Credit and financial experts recommend taking advantage of your three free credit reports each year. You get one free credit report from each of the three credit reporting bureaus each year, but when should you pull those reports and what do you do with the information in them once you have them?
How to get your credit report:
Get your federally guaranteed free credit report from the annual credit request service, AnnualCreditReport.com. The Fair and Accurate Credit Transactions Act (FACTA) guarantees one free consumer credit report from each of three credit reporting agencies each year.
When to get your credit report:
• Stagger them for year-round free credit monitoring. Unless you are making a major purchase, suspect identity theft or are applying for a job, space them out every four months or so.
• If you are planning to apply for credit for a major purchase (like a home or car), check your credit to make sure that there are no errors on your record. If there was an error, after you get the mistake fixed, check your credit again to make sure that the mistake has been removed.
• If you applied for credit and were denied, you’ll want to check your credit report to find out why. Also ask the creditor with which you applied why you were denied.

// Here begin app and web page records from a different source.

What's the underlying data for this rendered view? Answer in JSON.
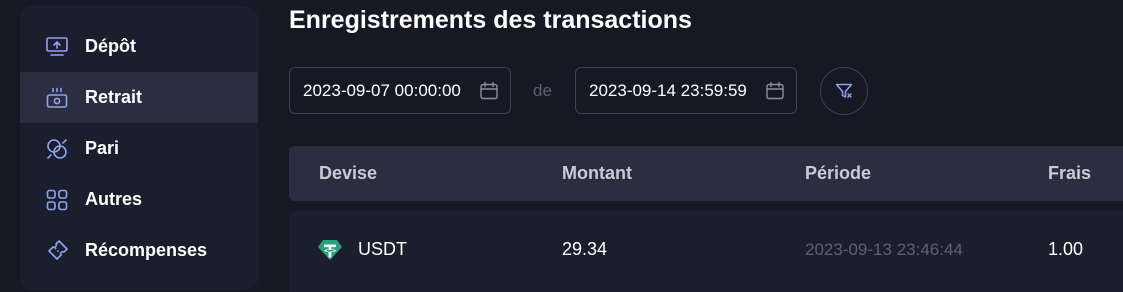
{
  "sidebar": {
    "items": [
      {
        "label": "Dépôt",
        "icon": "deposit-icon"
      },
      {
        "label": "Retrait",
        "icon": "withdraw-icon",
        "active": true
      },
      {
        "label": "Pari",
        "icon": "bet-icon"
      },
      {
        "label": "Autres",
        "icon": "grid-icon"
      },
      {
        "label": "Récompenses",
        "icon": "ticket-icon"
      }
    ]
  },
  "header": {
    "title": "Enregistrements des transactions"
  },
  "filters": {
    "start_date": "2023-09-07 00:00:00",
    "separator": "de",
    "end_date": "2023-09-14 23:59:59"
  },
  "table": {
    "columns": [
      "Devise",
      "Montant",
      "Période",
      "Frais"
    ],
    "rows": [
      {
        "currency": "USDT",
        "amount": "29.34",
        "period": "2023-09-13 23:46:44",
        "fee": "1.00"
      }
    ]
  },
  "colors": {
    "accent_icon": "#7f9cf5",
    "usdt_green": "#26a17b",
    "active_bg": "#2a2e40"
  }
}
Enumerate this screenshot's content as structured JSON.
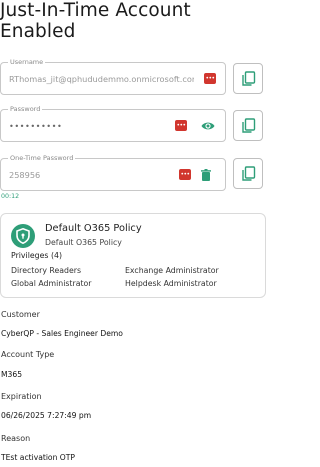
{
  "page": {
    "title": "Just-In-Time Account Enabled"
  },
  "username": {
    "label": "Username",
    "value": "RThomas_jit@qphududemmo.onmicrosoft.com"
  },
  "password": {
    "label": "Password",
    "value": "••••••••••"
  },
  "otp": {
    "label": "One-Time Password",
    "value": "258956",
    "timer": "00:12"
  },
  "icons": {
    "password_manager": "password-manager-icon",
    "copy": "copy-icon",
    "eye": "eye-icon",
    "trash": "trash-icon",
    "shield": "shield-icon"
  },
  "policy": {
    "name": "Default O365 Policy",
    "subtitle": "Default O365 Policy",
    "privileges_title": "Privileges (4)",
    "privileges": [
      "Directory Readers",
      "Exchange Administrator",
      "Global Administrator",
      "Helpdesk Administrator"
    ]
  },
  "details": {
    "customer_label": "Customer",
    "customer_value": "CyberQP - Sales Engineer Demo",
    "account_type_label": "Account Type",
    "account_type_value": "M365",
    "expiration_label": "Expiration",
    "expiration_value": "06/26/2025 7:27:49 pm",
    "reason_label": "Reason",
    "reason_value": "TEst activation OTP"
  },
  "colors": {
    "accent": "#2e9e78",
    "pw_manager": "#d1362e",
    "border": "#c8c8c8"
  }
}
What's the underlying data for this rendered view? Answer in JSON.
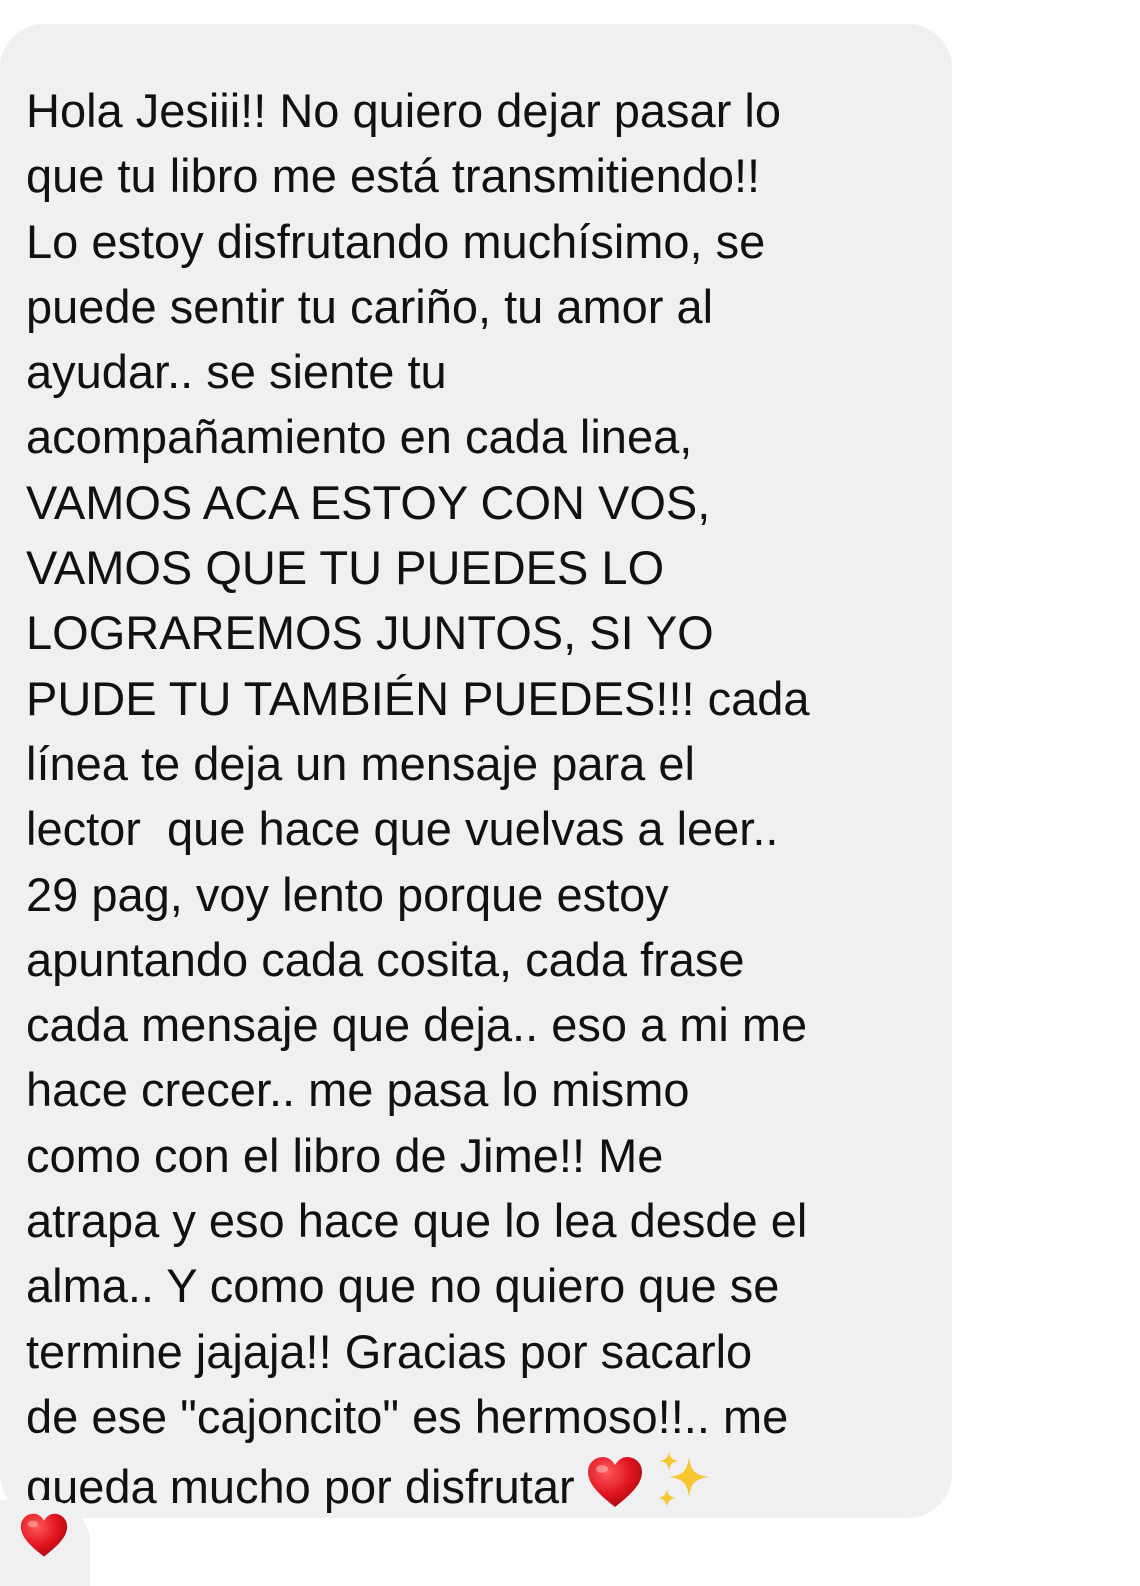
{
  "message": {
    "lines": [
      "Hola Jesiii!! No quiero dejar pasar lo",
      "que tu libro me está transmitiendo!!",
      "Lo estoy disfrutando muchísimo, se",
      "puede sentir tu cariño, tu amor al",
      "ayudar.. se siente tu",
      "acompañamiento en cada linea,",
      "VAMOS ACA ESTOY CON VOS,",
      "VAMOS QUE TU PUEDES LO",
      "LOGRAREMOS JUNTOS, SI YO",
      "PUDE TU TAMBIÉN PUEDES!!! cada",
      "línea te deja un mensaje para el",
      "lector  que hace que vuelvas a leer..",
      "29 pag, voy lento porque estoy",
      "apuntando cada cosita, cada frase",
      "cada mensaje que deja.. eso a mi me",
      "hace crecer.. me pasa lo mismo",
      "como con el libro de Jime!! Me",
      "atrapa y eso hace que lo lea desde el",
      "alma.. Y como que no quiero que se",
      "termine jajaja!! Gracias por sacarlo",
      "de ese \"cajoncito\" es hermoso!!.. me",
      "queda mucho por disfrutar"
    ],
    "trailing_emojis": [
      "heart-emoji",
      "sparkles-emoji"
    ]
  },
  "reaction": {
    "icon": "heart-icon",
    "color": "#e0141e"
  },
  "colors": {
    "bubble": "#f0f0f2",
    "text": "#111111",
    "heart": "#e0141e",
    "sparkles": "#f7c631"
  }
}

• If you are applying for a job, especially one where personal credit is an important factor (like in the financial or government sectors), pull a report.
• Some states guarantee their residents more than the federal one per year per agency, for ongoing credit monitoring. If you live in Colorado, Maine, Maryland, Massachusetts, New Jersey or Vermont you get two reports per agency (six free reports) every year – so you can get one every other month. If you live in Georgia, you are guaranteed three reports per agency (nine free reports) - so you can check your credit report every six weeks or so.
How to get help with understanding credit and credit scores:
• Hire a professional to be your credit monitor. Some credit bureaus give you your score when you sign up for a monitoring service package.
• Try a free online score estimator. You anonymously answer key questions about your current and past credit, number of credit cards, home/auto loans, payment history, credit balances, etc., and you can get an estimate of your score.
• Take advantage of free advice. Credit counselors at national, reputable organizations can provide free advice and help you better understand your credit report. Check your local library, too, for credit counseling courses, programs or services in your area that can help.